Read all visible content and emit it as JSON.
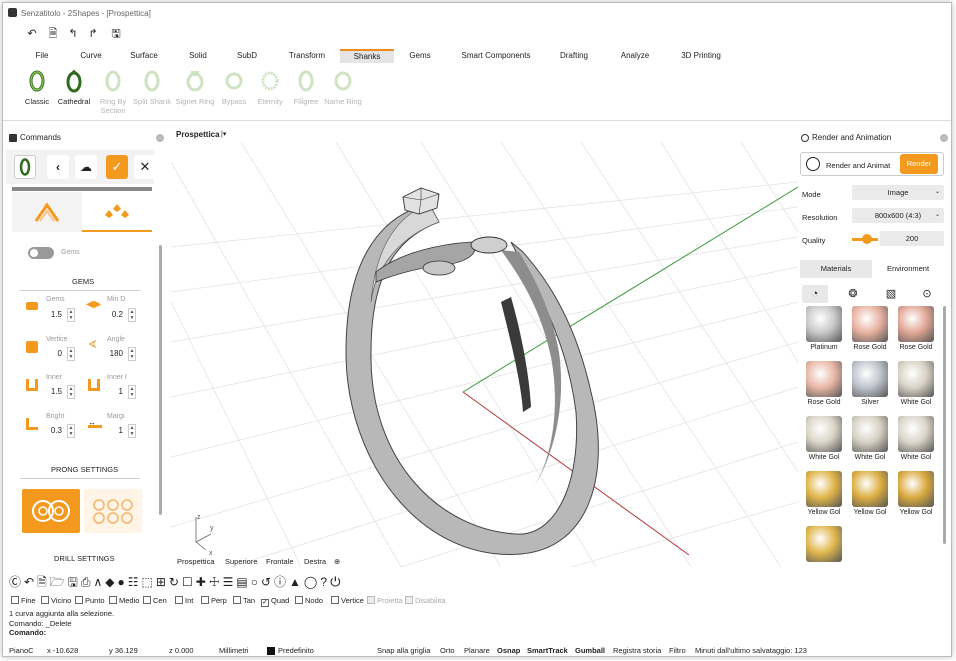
{
  "window": {
    "title": "Senzatitolo - 2Shapes - [Prospettica]"
  },
  "quick_access": [
    "undo-icon",
    "new-icon",
    "back-icon",
    "redo-icon",
    "save-icon"
  ],
  "menus": [
    "File",
    "Curve",
    "Surface",
    "Solid",
    "SubD",
    "Transform",
    "Shanks",
    "Gems",
    "Smart Components",
    "Drafting",
    "Analyze",
    "3D Printing"
  ],
  "active_menu": "Shanks",
  "ribbon": [
    {
      "label": "Classic",
      "enabled": true
    },
    {
      "label": "Cathedral",
      "enabled": true
    },
    {
      "label": "Ring By Section",
      "enabled": false
    },
    {
      "label": "Split Shank",
      "enabled": false
    },
    {
      "label": "Signet Ring",
      "enabled": false
    },
    {
      "label": "Bypass",
      "enabled": false
    },
    {
      "label": "Eternity",
      "enabled": false
    },
    {
      "label": "Filigree",
      "enabled": false
    },
    {
      "label": "Name Ring",
      "enabled": false
    }
  ],
  "commands_panel": {
    "title": "Commands",
    "gems_toggle_label": "Gems",
    "gems_section": "GEMS",
    "fields": [
      {
        "label": "Gems",
        "value": "1.5"
      },
      {
        "label": "Min D",
        "value": "0.2"
      },
      {
        "label": "Vertice",
        "value": "0"
      },
      {
        "label": "Angle",
        "value": "180"
      },
      {
        "label": "Inner",
        "value": "1.5"
      },
      {
        "label": "Inner I",
        "value": "1"
      },
      {
        "label": "Bright",
        "value": "0.3"
      },
      {
        "label": "Margi",
        "value": "1"
      }
    ],
    "prong_section": "PRONG SETTINGS",
    "drill_section": "DRILL SETTINGS"
  },
  "viewport": {
    "name": "Prospettica",
    "tabs": [
      "Prospettica",
      "Superiore",
      "Frontale",
      "Destra"
    ],
    "add_tab_icon": "plus-icon",
    "axis_x": "x",
    "axis_y": "y",
    "axis_z": "z"
  },
  "render_panel": {
    "title": "Render and Animation",
    "render_button_label": "Render and Animat",
    "render_button": "Render",
    "mode_label": "Mode",
    "mode_value": "Image",
    "resolution_label": "Resolution",
    "resolution_value": "800x600 (4:3)",
    "quality_label": "Quality",
    "quality_value": "200",
    "quality_level": 0.25,
    "tab_materials": "Materials",
    "tab_environment": "Environment",
    "materials": [
      {
        "name": "Platinum",
        "color": "#c9c9c9"
      },
      {
        "name": "Rose Gold",
        "color": "#e8b2a0"
      },
      {
        "name": "Rose Gold",
        "color": "#e2a796"
      },
      {
        "name": "Rose Gold",
        "color": "#e9b7a6"
      },
      {
        "name": "Silver",
        "color": "#bfc4cc"
      },
      {
        "name": "White Gol",
        "color": "#d7d2c4"
      },
      {
        "name": "White Gol",
        "color": "#d9d4c6"
      },
      {
        "name": "White Gol",
        "color": "#d5d0c2"
      },
      {
        "name": "White Gol",
        "color": "#dad5c8"
      },
      {
        "name": "Yellow Gol",
        "color": "#e0b54a"
      },
      {
        "name": "Yellow Gol",
        "color": "#dcae42"
      },
      {
        "name": "Yellow Gol",
        "color": "#d9a93f"
      },
      {
        "name": "",
        "color": "#e1b84e"
      }
    ]
  },
  "snaps": [
    {
      "label": "Fine",
      "checked": false,
      "enabled": true
    },
    {
      "label": "Vicino",
      "checked": false,
      "enabled": true
    },
    {
      "label": "Punto",
      "checked": false,
      "enabled": true
    },
    {
      "label": "Medio",
      "checked": false,
      "enabled": true
    },
    {
      "label": "Cen",
      "checked": false,
      "enabled": true
    },
    {
      "label": "Int",
      "checked": false,
      "enabled": true
    },
    {
      "label": "Perp",
      "checked": false,
      "enabled": true
    },
    {
      "label": "Tan",
      "checked": false,
      "enabled": true
    },
    {
      "label": "Quad",
      "checked": true,
      "enabled": true
    },
    {
      "label": "Nodo",
      "checked": false,
      "enabled": true
    },
    {
      "label": "Vertice",
      "checked": false,
      "enabled": true
    },
    {
      "label": "Proietta",
      "checked": false,
      "enabled": false
    },
    {
      "label": "Disabilita",
      "checked": false,
      "enabled": false
    }
  ],
  "command_history": [
    "1 curva aggiunta alla selezione.",
    "Comando: _Delete"
  ],
  "command_prompt": "Comando:",
  "status": {
    "plane": "PianoC",
    "x": "x -10.628",
    "y": "y 36.129",
    "z": "z 0.000",
    "units": "Millimetri",
    "layer": "Predefinito",
    "toggles": [
      {
        "label": "Snap alla griglia",
        "bold": false
      },
      {
        "label": "Orto",
        "bold": false
      },
      {
        "label": "Planare",
        "bold": false
      },
      {
        "label": "Osnap",
        "bold": true
      },
      {
        "label": "SmartTrack",
        "bold": true
      },
      {
        "label": "Gumball",
        "bold": true
      },
      {
        "label": "Registra storia",
        "bold": false
      },
      {
        "label": "Filtro",
        "bold": false
      }
    ],
    "last_save": "Minuti dall'ultimo salvataggio: 123"
  },
  "colors": {
    "accent": "#f39a1e",
    "x_axis": "#b33a3a",
    "y_axis": "#3a9a3a"
  }
}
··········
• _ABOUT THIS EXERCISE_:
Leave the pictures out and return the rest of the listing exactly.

• _YOUR SOLUTION_:
Read all visible content and emit it as JSON.
{
  "window": {
    "title": "Senzatitolo - 2Shapes - [Prospettica]"
  },
  "quick_access": [
    "undo-icon",
    "new-icon",
    "back-icon",
    "redo-icon",
    "save-icon"
  ],
  "menus": [
    "File",
    "Curve",
    "Surface",
    "Solid",
    "SubD",
    "Transform",
    "Shanks",
    "Gems",
    "Smart Components",
    "Drafting",
    "Analyze",
    "3D Printing"
  ],
  "active_menu": "Shanks",
  "ribbon": [
    {
      "label": "Classic",
      "enabled": true
    },
    {
      "label": "Cathedral",
      "enabled": true
    },
    {
      "label": "Ring By Section",
      "enabled": false
    },
    {
      "label": "Split Shank",
      "enabled": false
    },
    {
      "label": "Signet Ring",
      "enabled": false
    },
    {
      "label": "Bypass",
      "enabled": false
    },
    {
      "label": "Eternity",
      "enabled": false
    },
    {
      "label": "Filigree",
      "enabled": false
    },
    {
      "label": "Name Ring",
      "enabled": false
    }
  ],
  "commands_panel": {
    "title": "Commands",
    "gems_toggle_label": "Gems",
    "gems_section": "GEMS",
    "fields": [
      {
        "label": "Gems",
        "value": "1.5"
      },
      {
        "label": "Min D",
        "value": "0.2"
      },
      {
        "label": "Vertice",
        "value": "0"
      },
      {
        "label": "Angle",
        "value": "180"
      },
      {
        "label": "Inner",
        "value": "1.5"
      },
      {
        "label": "Inner I",
        "value": "1"
      },
      {
        "label": "Bright",
        "value": "0.3"
      },
      {
        "label": "Margi",
        "value": "1"
      }
    ],
    "prong_section": "PRONG SETTINGS",
    "drill_section": "DRILL SETTINGS"
  },
  "viewport": {
    "name": "Prospettica",
    "tabs": [
      "Prospettica",
      "Superiore",
      "Frontale",
      "Destra"
    ],
    "add_tab_icon": "plus-icon",
    "axis_x": "x",
    "axis_y": "y",
    "axis_z": "z"
  },
  "render_panel": {
    "title": "Render and Animation",
    "render_button_label": "Render and Animat",
    "render_button": "Render",
    "mode_label": "Mode",
    "mode_value": "Image",
    "resolution_label": "Resolution",
    "resolution_value": "800x600 (4:3)",
    "quality_label": "Quality",
    "quality_value": "200",
    "quality_level": 0.25,
    "tab_materials": "Materials",
    "tab_environment": "Environment",
    "materials": [
      {
        "name": "Platinum",
        "color": "#c9c9c9"
      },
      {
        "name": "Rose Gold",
        "color": "#e8b2a0"
      },
      {
        "name": "Rose Gold",
        "color": "#e2a796"
      },
      {
        "name": "Rose Gold",
        "color": "#e9b7a6"
      },
      {
        "name": "Silver",
        "color": "#bfc4cc"
      },
      {
        "name": "White Gol",
        "color": "#d7d2c4"
      },
      {
        "name": "White Gol",
        "color": "#d9d4c6"
      },
      {
        "name": "White Gol",
        "color": "#d5d0c2"
      },
      {
        "name": "White Gol",
        "color": "#dad5c8"
      },
      {
        "name": "Yellow Gol",
        "color": "#e0b54a"
      },
      {
        "name": "Yellow Gol",
        "color": "#dcae42"
      },
      {
        "name": "Yellow Gol",
        "color": "#d9a93f"
      },
      {
        "name": "",
        "color": "#e1b84e"
      }
    ]
  },
  "snaps": [
    {
      "label": "Fine",
      "checked": false,
      "enabled": true
    },
    {
      "label": "Vicino",
      "checked": false,
      "enabled": true
    },
    {
      "label": "Punto",
      "checked": false,
      "enabled": true
    },
    {
      "label": "Medio",
      "checked": false,
      "enabled": true
    },
    {
      "label": "Cen",
      "checked": false,
      "enabled": true
    },
    {
      "label": "Int",
      "checked": false,
      "enabled": true
    },
    {
      "label": "Perp",
      "checked": false,
      "enabled": true
    },
    {
      "label": "Tan",
      "checked": false,
      "enabled": true
    },
    {
      "label": "Quad",
      "checked": true,
      "enabled": true
    },
    {
      "label": "Nodo",
      "checked": false,
      "enabled": true
    },
    {
      "label": "Vertice",
      "checked": false,
      "enabled": true
    },
    {
      "label": "Proietta",
      "checked": false,
      "enabled": false
    },
    {
      "label": "Disabilita",
      "checked": false,
      "enabled": false
    }
  ],
  "command_history": [
    "1 curva aggiunta alla selezione.",
    "Comando: _Delete"
  ],
  "command_prompt": "Comando:",
  "status": {
    "plane": "PianoC",
    "x": "x -10.628",
    "y": "y 36.129",
    "z": "z 0.000",
    "units": "Millimetri",
    "layer": "Predefinito",
    "toggles": [
      {
        "label": "Snap alla griglia",
        "bold": false
      },
      {
        "label": "Orto",
        "bold": false
      },
      {
        "label": "Planare",
        "bold": false
      },
      {
        "label": "Osnap",
        "bold": true
      },
      {
        "label": "SmartTrack",
        "bold": true
      },
      {
        "label": "Gumball",
        "bold": true
      },
      {
        "label": "Registra storia",
        "bold": false
      },
      {
        "label": "Filtro",
        "bold": false
      }
    ],
    "last_save": "Minuti dall'ultimo salvataggio: 123"
  },
  "colors": {
    "accent": "#f39a1e",
    "x_axis": "#b33a3a",
    "y_axis": "#3a9a3a"
  }
}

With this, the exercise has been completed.